Extracted entries:
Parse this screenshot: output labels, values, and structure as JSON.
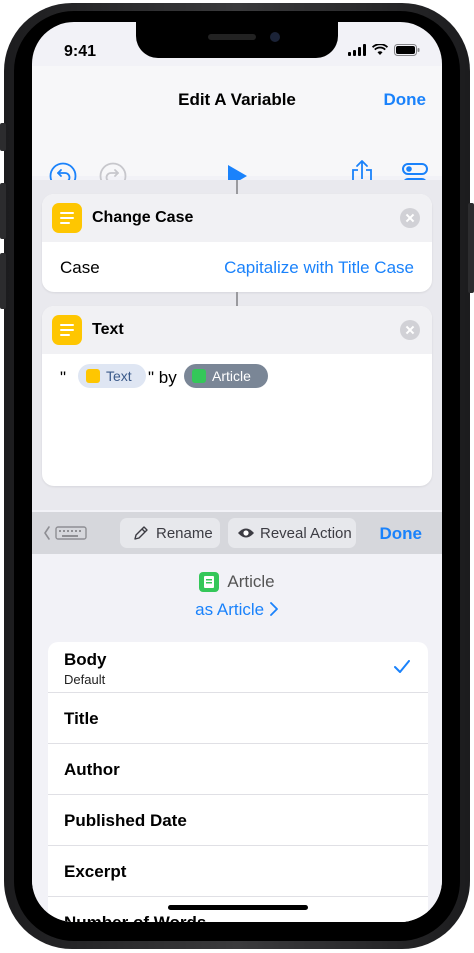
{
  "status": {
    "time": "9:41"
  },
  "nav": {
    "title": "Edit A Variable",
    "done_label": "Done"
  },
  "toolbar": {
    "icons": [
      "undo-icon",
      "redo-icon",
      "play-icon",
      "share-icon",
      "settings-toggle-icon"
    ]
  },
  "actions": [
    {
      "title": "Change Case",
      "row_label": "Case",
      "row_value": "Capitalize with Title Case"
    },
    {
      "title": "Text",
      "open_quote": "\"",
      "pill_text": "Text",
      "middle": "\" by",
      "pill_article": "Article"
    }
  ],
  "variable_bar": {
    "rename_label": "Rename",
    "reveal_label": "Reveal Action",
    "done_label": "Done"
  },
  "detail": {
    "name": "Article",
    "type_label": "as Article",
    "items": [
      {
        "label": "Body",
        "sub": "Default",
        "selected": true
      },
      {
        "label": "Title"
      },
      {
        "label": "Author"
      },
      {
        "label": "Published Date"
      },
      {
        "label": "Excerpt"
      },
      {
        "label": "Number of Words"
      }
    ]
  },
  "colors": {
    "accent": "#1a82fb",
    "action_yellow": "#fec601",
    "article_green": "#34c759"
  }
}
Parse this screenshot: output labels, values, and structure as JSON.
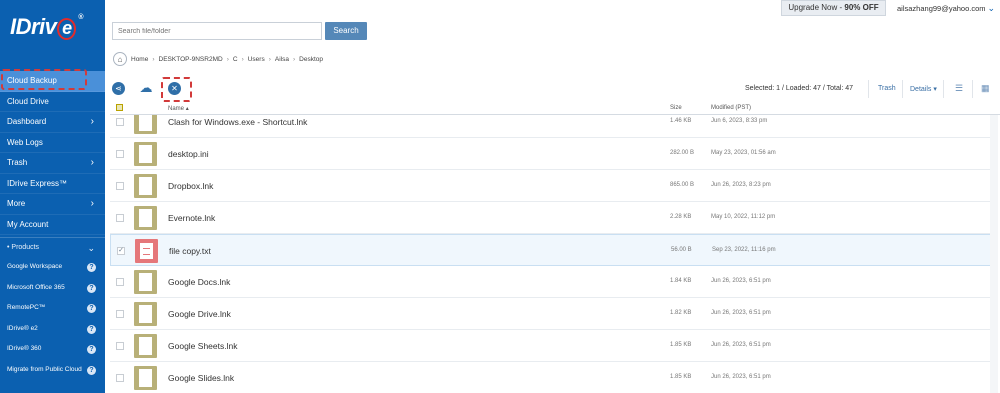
{
  "app": {
    "logo_text": "IDriv",
    "logo_e": "e",
    "logo_reg": "®"
  },
  "topbar": {
    "upgrade_prefix": "Upgrade Now - ",
    "upgrade_offer": "90% OFF",
    "user_email": "ailsazhang99@yahoo.com"
  },
  "search": {
    "placeholder": "Search file/folder",
    "button": "Search"
  },
  "breadcrumb": [
    "Home",
    "DESKTOP-9NSR2MD",
    "C",
    "Users",
    "Ailsa",
    "Desktop"
  ],
  "sidebar": {
    "items": [
      {
        "label": "Cloud Backup",
        "chevron": false
      },
      {
        "label": "Cloud Drive",
        "chevron": false
      },
      {
        "label": "Dashboard",
        "chevron": true
      },
      {
        "label": "Web Logs",
        "chevron": false
      },
      {
        "label": "Trash",
        "chevron": true
      },
      {
        "label": "IDrive Express™",
        "chevron": false
      },
      {
        "label": "More",
        "chevron": true
      },
      {
        "label": "My Account",
        "chevron": false
      }
    ],
    "products_label": "Products",
    "products": [
      {
        "label": "Google Workspace"
      },
      {
        "label": "Microsoft Office 365"
      },
      {
        "label": "RemotePC™"
      },
      {
        "label": "IDrive® e2"
      },
      {
        "label": "IDrive® 360"
      },
      {
        "label": "Migrate from Public Cloud"
      }
    ]
  },
  "toolbar": {
    "selected_info": "Selected: 1 / Loaded: 47 / Total: 47",
    "trash": "Trash",
    "details": "Details"
  },
  "table": {
    "columns": {
      "name": "Name",
      "size": "Size",
      "modified": "Modified (PST)"
    },
    "rows": [
      {
        "name": "Clash for Windows.exe - Shortcut.lnk",
        "size": "1.46 KB",
        "modified": "Jun 6, 2023, 8:33 pm",
        "type": "lnk",
        "checked": false
      },
      {
        "name": "desktop.ini",
        "size": "282.00 B",
        "modified": "May 23, 2023, 01:56 am",
        "type": "lnk",
        "checked": false
      },
      {
        "name": "Dropbox.lnk",
        "size": "865.00 B",
        "modified": "Jun 26, 2023, 8:23 pm",
        "type": "lnk",
        "checked": false
      },
      {
        "name": "Evernote.lnk",
        "size": "2.28 KB",
        "modified": "May 10, 2022, 11:12 pm",
        "type": "lnk",
        "checked": false
      },
      {
        "name": "file copy.txt",
        "size": "56.00 B",
        "modified": "Sep 23, 2022, 11:16 pm",
        "type": "txt",
        "checked": true
      },
      {
        "name": "Google Docs.lnk",
        "size": "1.84 KB",
        "modified": "Jun 26, 2023, 6:51 pm",
        "type": "lnk",
        "checked": false
      },
      {
        "name": "Google Drive.lnk",
        "size": "1.82 KB",
        "modified": "Jun 26, 2023, 6:51 pm",
        "type": "lnk",
        "checked": false
      },
      {
        "name": "Google Sheets.lnk",
        "size": "1.85 KB",
        "modified": "Jun 26, 2023, 6:51 pm",
        "type": "lnk",
        "checked": false
      },
      {
        "name": "Google Slides.lnk",
        "size": "1.85 KB",
        "modified": "Jun 26, 2023, 6:51 pm",
        "type": "lnk",
        "checked": false
      }
    ]
  },
  "colors": {
    "sidebar": "#0b60b0",
    "active": "#4a90d9",
    "highlight": "#d23a3a",
    "accent": "#5588b8"
  }
}
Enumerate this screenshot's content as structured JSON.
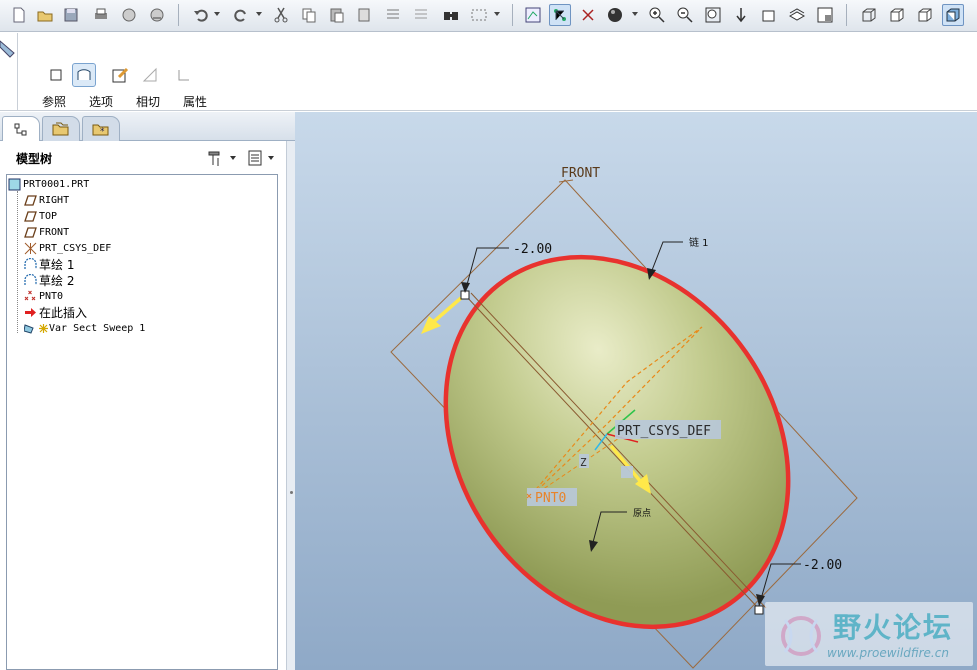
{
  "dashboard": {
    "tabs": [
      {
        "label": "参照",
        "icon": "reference-icon"
      },
      {
        "label": "选项",
        "icon": "options-icon"
      },
      {
        "label": "相切",
        "icon": "tangency-icon"
      },
      {
        "label": "属性",
        "icon": "properties-icon"
      }
    ]
  },
  "model_tree": {
    "title": "模型树",
    "items": [
      {
        "label": "PRT0001.PRT",
        "icon": "part-icon"
      },
      {
        "label": "RIGHT",
        "icon": "datum-plane-icon"
      },
      {
        "label": "TOP",
        "icon": "datum-plane-icon"
      },
      {
        "label": "FRONT",
        "icon": "datum-plane-icon"
      },
      {
        "label": "PRT_CSYS_DEF",
        "icon": "csys-icon"
      },
      {
        "label": "草绘 1",
        "icon": "sketch-icon"
      },
      {
        "label": "草绘 2",
        "icon": "sketch-icon"
      },
      {
        "label": "PNT0",
        "icon": "datum-point-icon"
      },
      {
        "label": "在此插入",
        "icon": "insert-here-arrow-icon"
      },
      {
        "label": "Var Sect Sweep 1",
        "icon": "var-sect-sweep-icon"
      }
    ]
  },
  "viewport": {
    "front_label": "FRONT",
    "dim_top": "-2.00",
    "dim_bottom": "-2.00",
    "chain_label": "链 1",
    "origin_label": "原点",
    "csys_label": "PRT_CSYS_DEF",
    "point_label": "PNT0",
    "axis_z": "Z",
    "colors": {
      "trajectory": "#e8322e",
      "surface": "#bcc98a",
      "datum": "#a0663a"
    }
  },
  "watermark": {
    "title": "野火论坛",
    "url": "www.proewildfire.cn"
  }
}
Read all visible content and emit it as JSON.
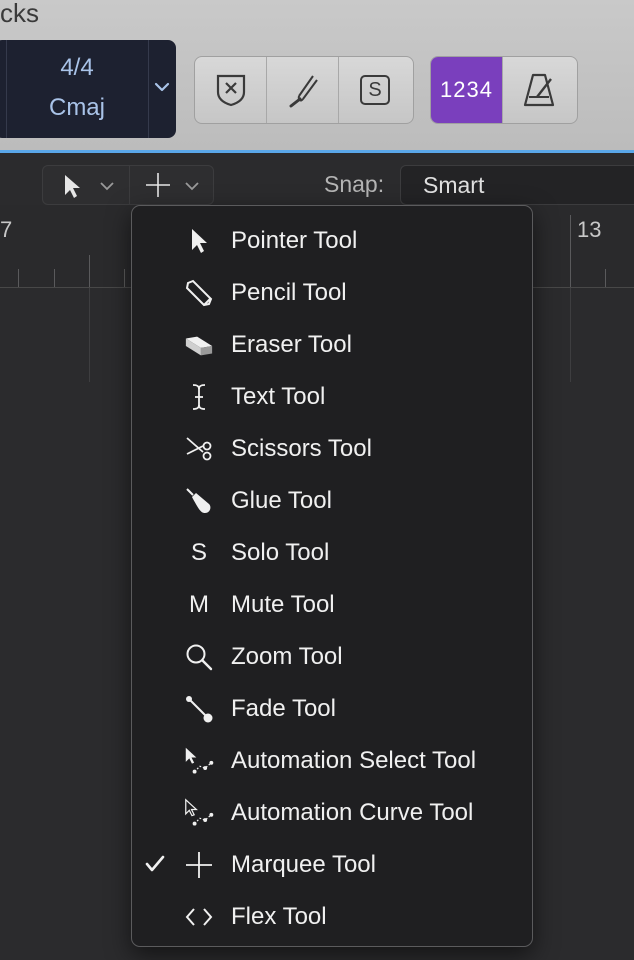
{
  "header": {
    "partial_title": "cks",
    "time_signature": "4/4",
    "key": "Cmaj",
    "count_in": "1234",
    "solo_letter": "S"
  },
  "toolbar": {
    "snap_label": "Snap:",
    "snap_value": "Smart"
  },
  "ruler": {
    "left_bar": "7",
    "right_bar": "13"
  },
  "tool_menu": {
    "items": [
      {
        "label": "Pointer Tool",
        "icon": "pointer-icon",
        "checked": false
      },
      {
        "label": "Pencil Tool",
        "icon": "pencil-icon",
        "checked": false
      },
      {
        "label": "Eraser Tool",
        "icon": "eraser-icon",
        "checked": false
      },
      {
        "label": "Text Tool",
        "icon": "text-cursor-icon",
        "checked": false
      },
      {
        "label": "Scissors Tool",
        "icon": "scissors-icon",
        "checked": false
      },
      {
        "label": "Glue Tool",
        "icon": "glue-icon",
        "checked": false
      },
      {
        "label": "Solo Tool",
        "icon": "solo-icon",
        "glyph": "S",
        "checked": false
      },
      {
        "label": "Mute Tool",
        "icon": "mute-icon",
        "glyph": "M",
        "checked": false
      },
      {
        "label": "Zoom Tool",
        "icon": "magnifier-icon",
        "checked": false
      },
      {
        "label": "Fade Tool",
        "icon": "fade-icon",
        "checked": false
      },
      {
        "label": "Automation Select Tool",
        "icon": "automation-select-icon",
        "checked": false
      },
      {
        "label": "Automation Curve Tool",
        "icon": "automation-curve-icon",
        "checked": false
      },
      {
        "label": "Marquee Tool",
        "icon": "crosshair-icon",
        "checked": true
      },
      {
        "label": "Flex Tool",
        "icon": "flex-icon",
        "checked": false
      }
    ]
  },
  "colors": {
    "accent_blue": "#5aa7e8",
    "count_in_purple": "#7a3fbd",
    "menu_bg": "#1f1f21"
  }
}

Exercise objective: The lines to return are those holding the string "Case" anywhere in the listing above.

Task solution:
      "title": "Change Case",
      "row_label": "Case",
      "row_value": "Capitalize with Title Case"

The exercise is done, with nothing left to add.